YOUR OBJECTIVE> Where a line of the data holds the word "into", copy that line.

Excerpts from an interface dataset
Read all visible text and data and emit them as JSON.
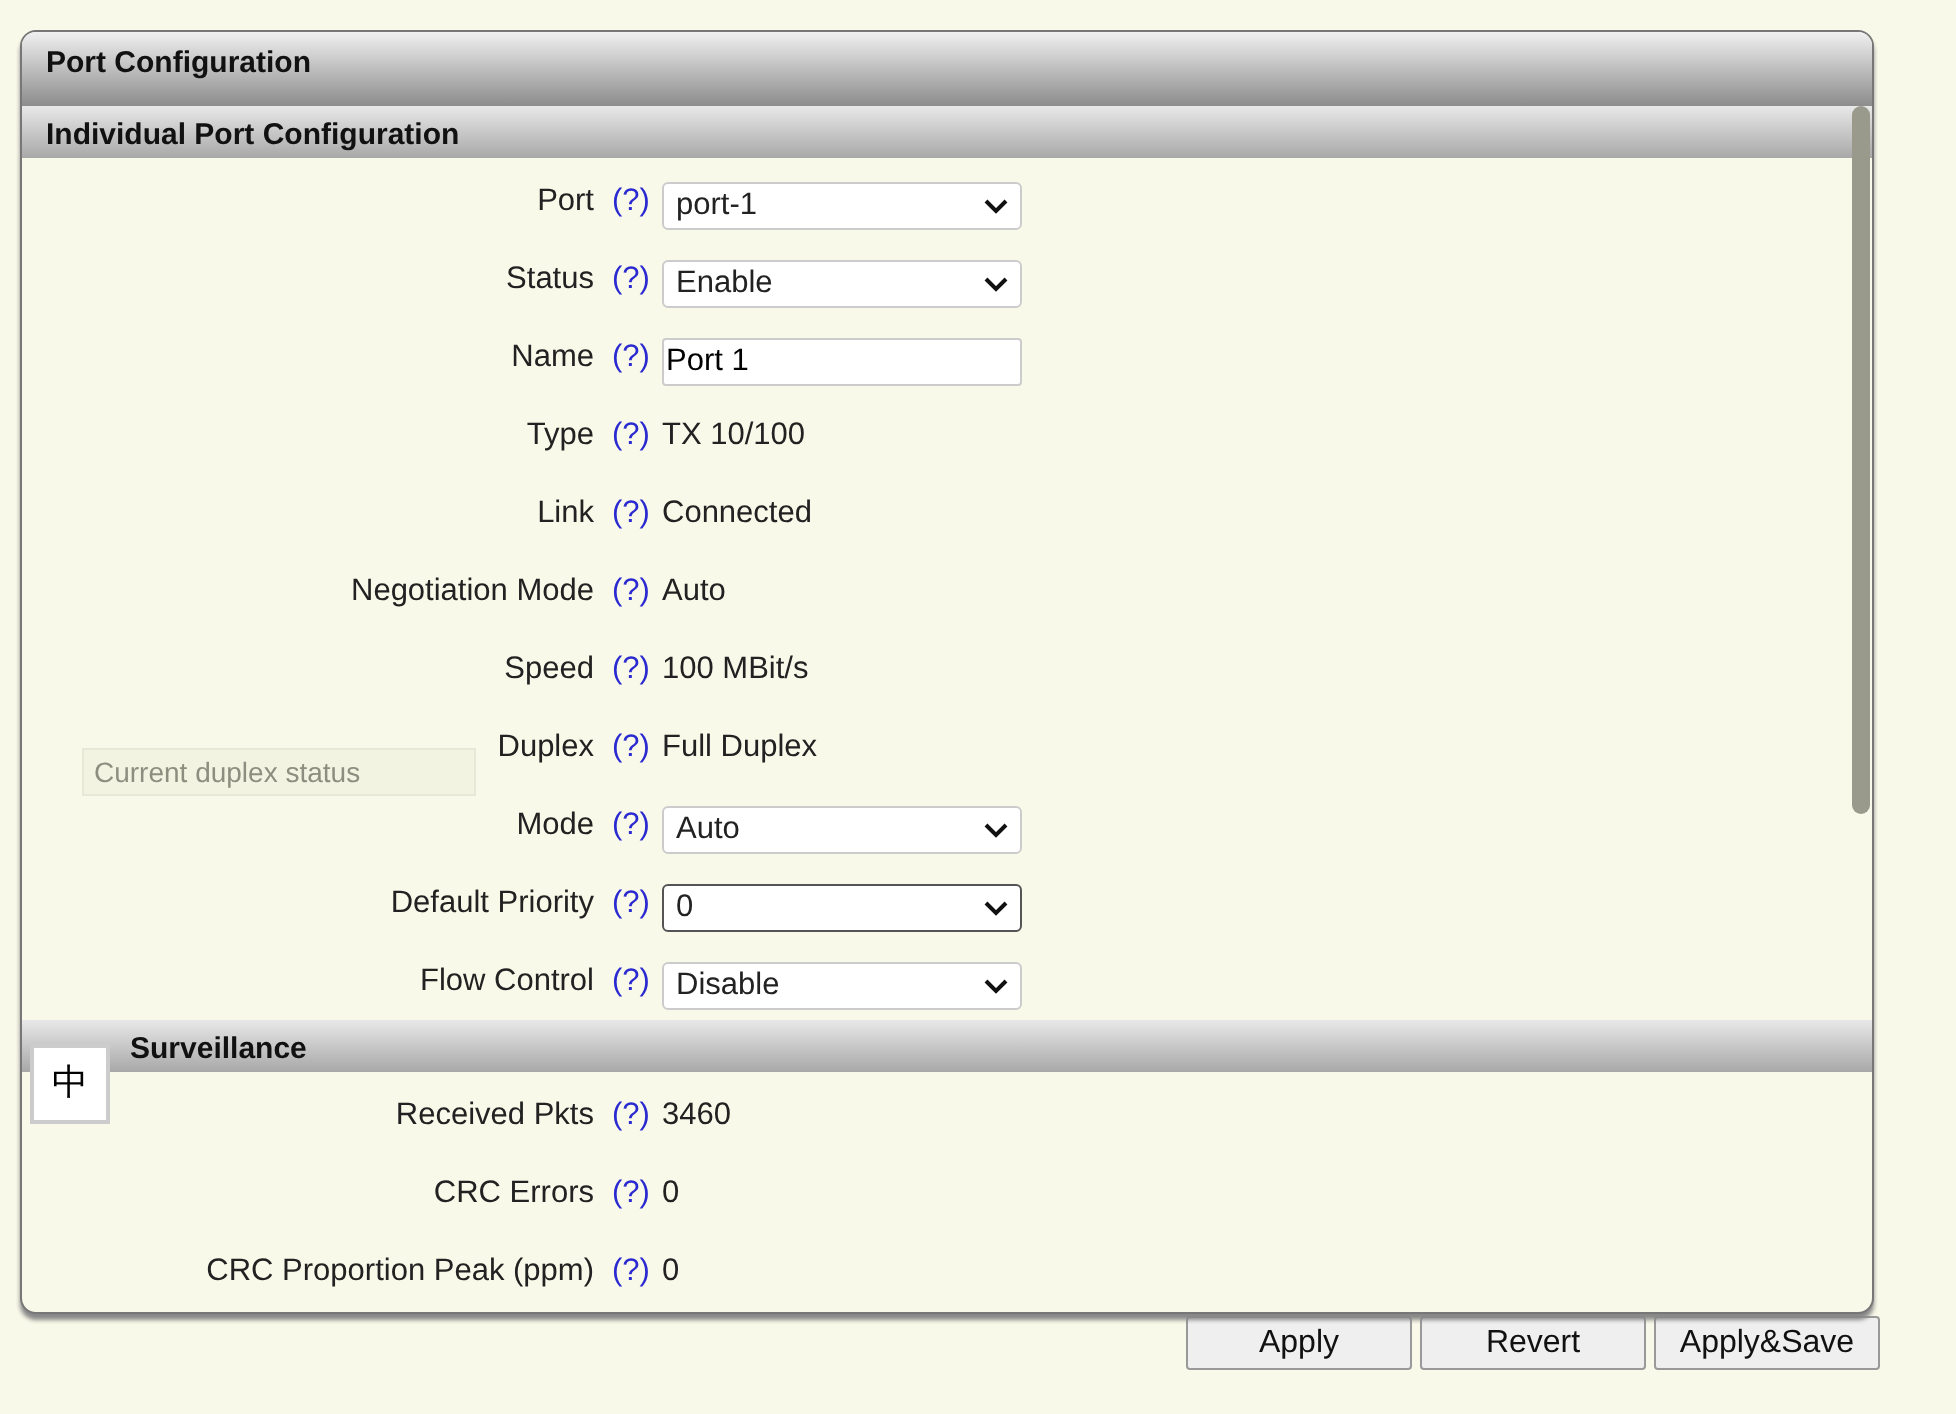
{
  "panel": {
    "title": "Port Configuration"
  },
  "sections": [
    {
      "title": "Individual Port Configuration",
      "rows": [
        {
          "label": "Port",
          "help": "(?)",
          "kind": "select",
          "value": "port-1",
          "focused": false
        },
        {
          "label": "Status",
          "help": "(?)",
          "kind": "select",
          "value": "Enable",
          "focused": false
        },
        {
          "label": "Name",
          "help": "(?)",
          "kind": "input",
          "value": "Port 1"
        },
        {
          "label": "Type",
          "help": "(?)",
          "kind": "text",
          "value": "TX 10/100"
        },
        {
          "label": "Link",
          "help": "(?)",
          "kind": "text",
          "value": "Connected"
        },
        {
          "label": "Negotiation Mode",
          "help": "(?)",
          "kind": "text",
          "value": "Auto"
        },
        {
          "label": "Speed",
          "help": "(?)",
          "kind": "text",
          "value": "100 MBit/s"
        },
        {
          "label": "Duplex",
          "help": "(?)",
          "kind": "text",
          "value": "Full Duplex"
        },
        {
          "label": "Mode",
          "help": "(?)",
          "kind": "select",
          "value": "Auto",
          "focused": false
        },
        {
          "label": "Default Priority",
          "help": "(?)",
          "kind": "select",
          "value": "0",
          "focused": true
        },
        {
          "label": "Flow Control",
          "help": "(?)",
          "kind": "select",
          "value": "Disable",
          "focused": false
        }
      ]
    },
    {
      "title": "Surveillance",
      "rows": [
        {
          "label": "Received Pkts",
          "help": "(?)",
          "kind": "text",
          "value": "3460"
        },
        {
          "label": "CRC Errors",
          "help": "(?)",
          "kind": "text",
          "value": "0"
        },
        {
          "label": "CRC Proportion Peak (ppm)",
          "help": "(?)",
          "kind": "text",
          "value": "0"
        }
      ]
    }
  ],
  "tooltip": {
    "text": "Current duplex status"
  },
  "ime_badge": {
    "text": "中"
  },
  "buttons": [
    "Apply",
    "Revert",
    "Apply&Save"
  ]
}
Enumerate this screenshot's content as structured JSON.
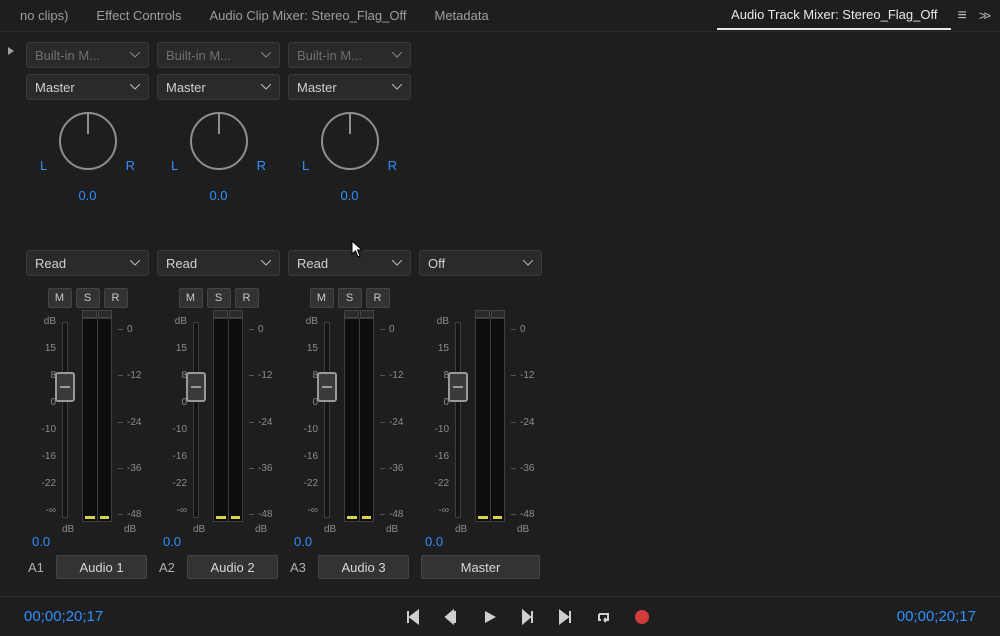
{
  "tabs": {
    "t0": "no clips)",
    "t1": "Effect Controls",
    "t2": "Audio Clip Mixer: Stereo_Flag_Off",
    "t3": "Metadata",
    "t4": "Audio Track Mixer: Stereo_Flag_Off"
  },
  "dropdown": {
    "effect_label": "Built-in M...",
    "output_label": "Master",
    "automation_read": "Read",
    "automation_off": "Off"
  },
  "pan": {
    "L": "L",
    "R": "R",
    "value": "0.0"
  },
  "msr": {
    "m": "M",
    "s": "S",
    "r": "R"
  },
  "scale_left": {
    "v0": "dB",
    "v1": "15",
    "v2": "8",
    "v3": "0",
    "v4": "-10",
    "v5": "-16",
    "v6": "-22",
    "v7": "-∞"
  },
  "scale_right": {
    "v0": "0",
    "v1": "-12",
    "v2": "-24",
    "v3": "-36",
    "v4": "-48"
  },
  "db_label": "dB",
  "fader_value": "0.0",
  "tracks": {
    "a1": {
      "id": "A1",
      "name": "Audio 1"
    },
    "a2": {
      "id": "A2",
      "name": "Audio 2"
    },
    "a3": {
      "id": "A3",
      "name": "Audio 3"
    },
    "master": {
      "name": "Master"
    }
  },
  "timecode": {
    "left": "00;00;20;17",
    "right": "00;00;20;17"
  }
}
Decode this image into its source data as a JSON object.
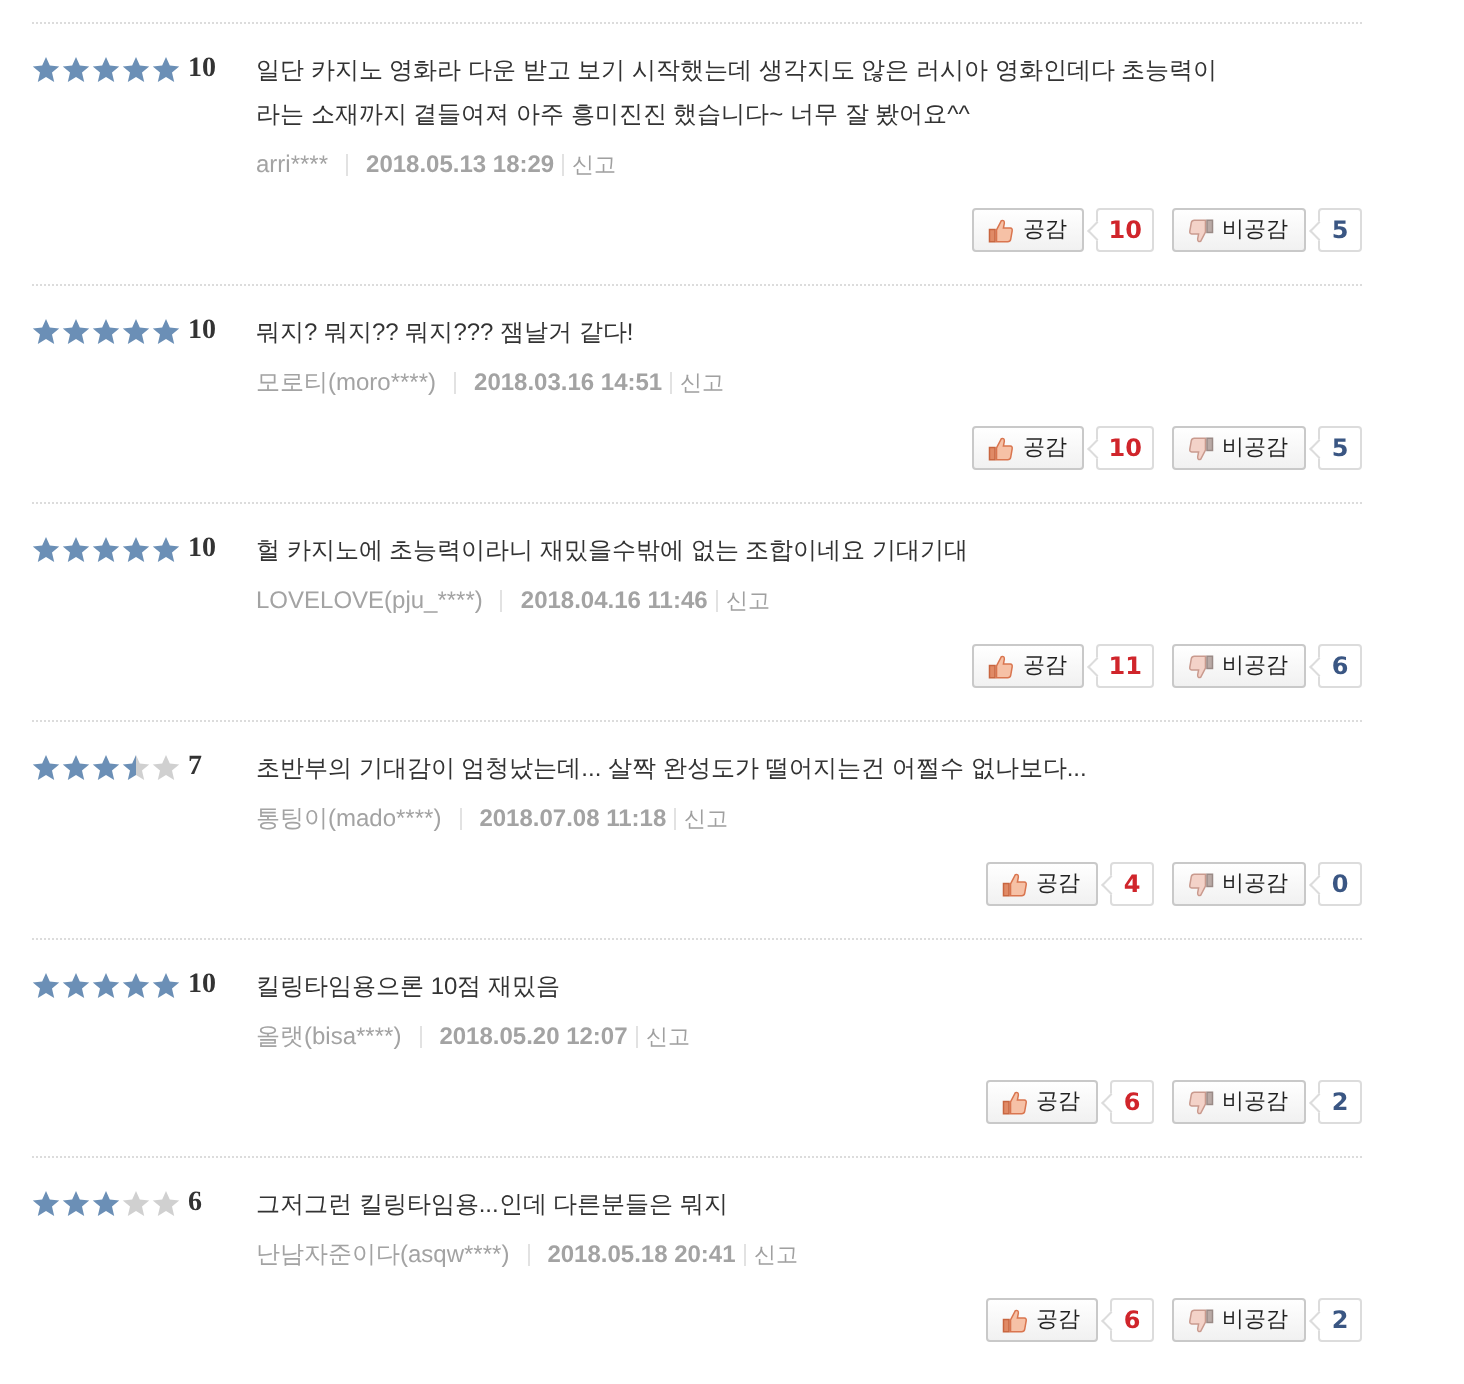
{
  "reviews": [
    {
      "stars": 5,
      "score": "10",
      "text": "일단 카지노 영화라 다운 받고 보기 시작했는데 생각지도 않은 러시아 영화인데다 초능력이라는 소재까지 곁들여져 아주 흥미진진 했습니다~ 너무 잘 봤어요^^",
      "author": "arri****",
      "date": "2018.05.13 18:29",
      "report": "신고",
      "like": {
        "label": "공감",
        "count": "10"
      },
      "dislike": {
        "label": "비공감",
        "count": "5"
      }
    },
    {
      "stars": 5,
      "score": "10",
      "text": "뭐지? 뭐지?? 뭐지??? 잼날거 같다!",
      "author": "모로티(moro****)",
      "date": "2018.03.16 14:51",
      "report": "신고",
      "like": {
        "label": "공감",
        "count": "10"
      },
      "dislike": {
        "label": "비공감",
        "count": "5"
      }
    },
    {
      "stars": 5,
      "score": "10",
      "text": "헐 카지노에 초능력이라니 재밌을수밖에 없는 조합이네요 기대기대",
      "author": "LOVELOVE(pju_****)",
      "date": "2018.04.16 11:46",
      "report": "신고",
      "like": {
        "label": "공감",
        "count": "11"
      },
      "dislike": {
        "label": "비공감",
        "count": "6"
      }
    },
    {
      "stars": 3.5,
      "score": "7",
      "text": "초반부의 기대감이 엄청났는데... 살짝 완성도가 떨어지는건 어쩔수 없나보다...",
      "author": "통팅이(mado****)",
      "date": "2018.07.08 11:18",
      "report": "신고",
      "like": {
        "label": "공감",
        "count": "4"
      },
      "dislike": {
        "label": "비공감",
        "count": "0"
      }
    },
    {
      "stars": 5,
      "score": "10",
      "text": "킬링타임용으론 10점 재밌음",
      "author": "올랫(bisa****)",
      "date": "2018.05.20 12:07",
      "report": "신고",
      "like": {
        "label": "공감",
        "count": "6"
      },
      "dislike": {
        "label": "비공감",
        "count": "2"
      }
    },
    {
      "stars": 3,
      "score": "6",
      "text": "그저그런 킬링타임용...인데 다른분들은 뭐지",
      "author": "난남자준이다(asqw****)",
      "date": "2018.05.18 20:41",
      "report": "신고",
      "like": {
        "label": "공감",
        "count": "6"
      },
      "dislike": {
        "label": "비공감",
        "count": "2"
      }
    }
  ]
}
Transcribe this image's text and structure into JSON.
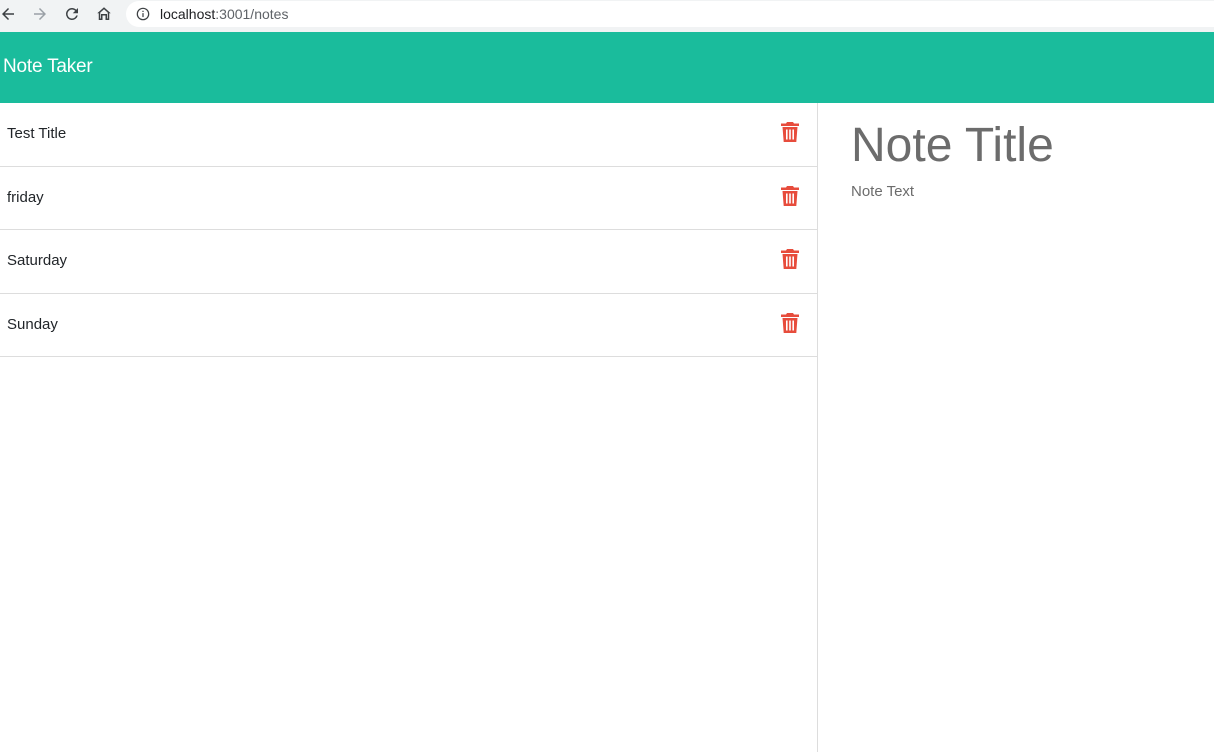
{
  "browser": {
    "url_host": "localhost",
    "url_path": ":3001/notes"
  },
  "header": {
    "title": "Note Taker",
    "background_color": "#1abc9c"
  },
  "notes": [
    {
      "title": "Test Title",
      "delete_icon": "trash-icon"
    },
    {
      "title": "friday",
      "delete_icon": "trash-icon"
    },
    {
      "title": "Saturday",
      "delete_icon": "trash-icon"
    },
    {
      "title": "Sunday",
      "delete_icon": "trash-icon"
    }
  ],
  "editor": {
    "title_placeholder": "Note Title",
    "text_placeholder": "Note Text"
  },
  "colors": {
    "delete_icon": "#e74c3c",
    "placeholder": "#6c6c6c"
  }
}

ANSWER>
Decode this image into its source data as a JSON object.
Transcribe this image's text and structure into JSON.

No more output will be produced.